*Directions*. Give back every record verbatim, but not the pictures.

*Data under study*.

※

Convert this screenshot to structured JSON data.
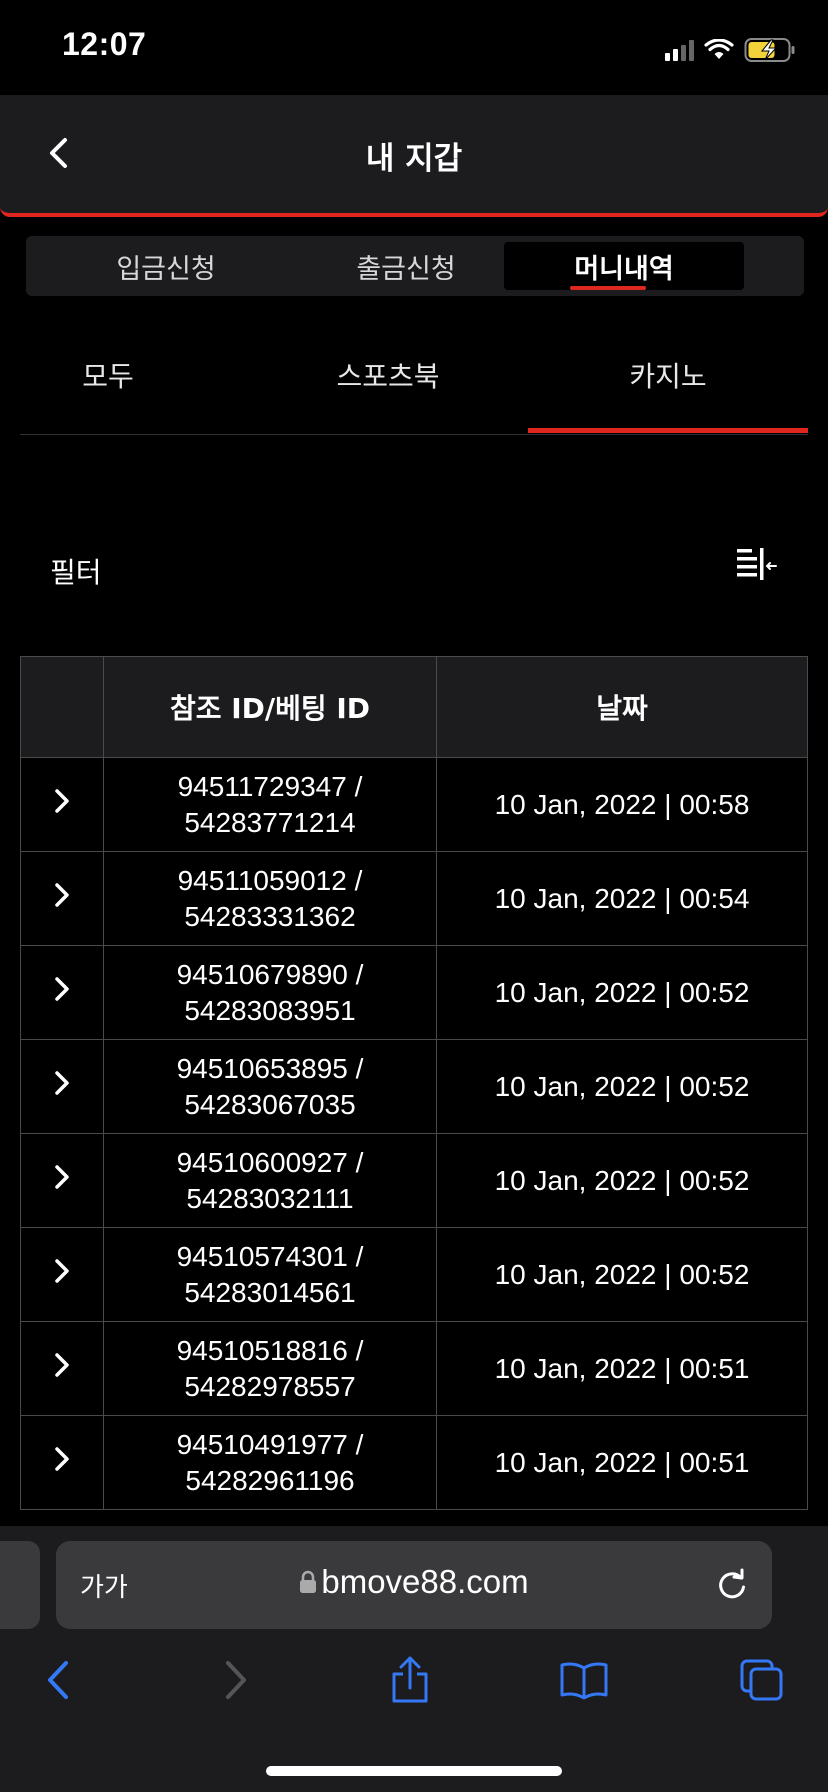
{
  "status": {
    "time": "12:07"
  },
  "header": {
    "title": "내 지갑"
  },
  "segment": {
    "items": [
      "입금신청",
      "출금신청",
      "머니내역"
    ]
  },
  "tabs": [
    "모두",
    "스포츠북",
    "카지노"
  ],
  "filter": {
    "label": "필터"
  },
  "table": {
    "headers": [
      "",
      "참조 ID/베팅 ID",
      "날짜"
    ],
    "rows": [
      {
        "ref1": "94511729347 /",
        "ref2": "54283771214",
        "date": "10 Jan, 2022 | 00:58"
      },
      {
        "ref1": "94511059012 /",
        "ref2": "54283331362",
        "date": "10 Jan, 2022 | 00:54"
      },
      {
        "ref1": "94510679890 /",
        "ref2": "54283083951",
        "date": "10 Jan, 2022 | 00:52"
      },
      {
        "ref1": "94510653895 /",
        "ref2": "54283067035",
        "date": "10 Jan, 2022 | 00:52"
      },
      {
        "ref1": "94510600927 /",
        "ref2": "54283032111",
        "date": "10 Jan, 2022 | 00:52"
      },
      {
        "ref1": "94510574301 /",
        "ref2": "54283014561",
        "date": "10 Jan, 2022 | 00:52"
      },
      {
        "ref1": "94510518816 /",
        "ref2": "54282978557",
        "date": "10 Jan, 2022 | 00:51"
      },
      {
        "ref1": "94510491977 /",
        "ref2": "54282961196",
        "date": "10 Jan, 2022 | 00:51"
      }
    ]
  },
  "browser": {
    "text_size_label": "가가",
    "url": "bmove88.com"
  },
  "colors": {
    "accent": "#e0271f",
    "toolbar_icon": "#3478f6",
    "background": "#000000",
    "surface": "#1c1c1e"
  }
}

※

*Solution to this task*.
Convert this screenshot to structured JSON data.
{
  "status": {
    "time": "12:07"
  },
  "header": {
    "title": "내 지갑"
  },
  "segment": {
    "items": [
      "입금신청",
      "출금신청",
      "머니내역"
    ]
  },
  "tabs": [
    "모두",
    "스포츠북",
    "카지노"
  ],
  "filter": {
    "label": "필터"
  },
  "table": {
    "headers": [
      "",
      "참조 ID/베팅 ID",
      "날짜"
    ],
    "rows": [
      {
        "ref1": "94511729347 /",
        "ref2": "54283771214",
        "date": "10 Jan, 2022 | 00:58"
      },
      {
        "ref1": "94511059012 /",
        "ref2": "54283331362",
        "date": "10 Jan, 2022 | 00:54"
      },
      {
        "ref1": "94510679890 /",
        "ref2": "54283083951",
        "date": "10 Jan, 2022 | 00:52"
      },
      {
        "ref1": "94510653895 /",
        "ref2": "54283067035",
        "date": "10 Jan, 2022 | 00:52"
      },
      {
        "ref1": "94510600927 /",
        "ref2": "54283032111",
        "date": "10 Jan, 2022 | 00:52"
      },
      {
        "ref1": "94510574301 /",
        "ref2": "54283014561",
        "date": "10 Jan, 2022 | 00:52"
      },
      {
        "ref1": "94510518816 /",
        "ref2": "54282978557",
        "date": "10 Jan, 2022 | 00:51"
      },
      {
        "ref1": "94510491977 /",
        "ref2": "54282961196",
        "date": "10 Jan, 2022 | 00:51"
      }
    ]
  },
  "browser": {
    "text_size_label": "가가",
    "url": "bmove88.com"
  },
  "colors": {
    "accent": "#e0271f",
    "toolbar_icon": "#3478f6",
    "background": "#000000",
    "surface": "#1c1c1e"
  }
}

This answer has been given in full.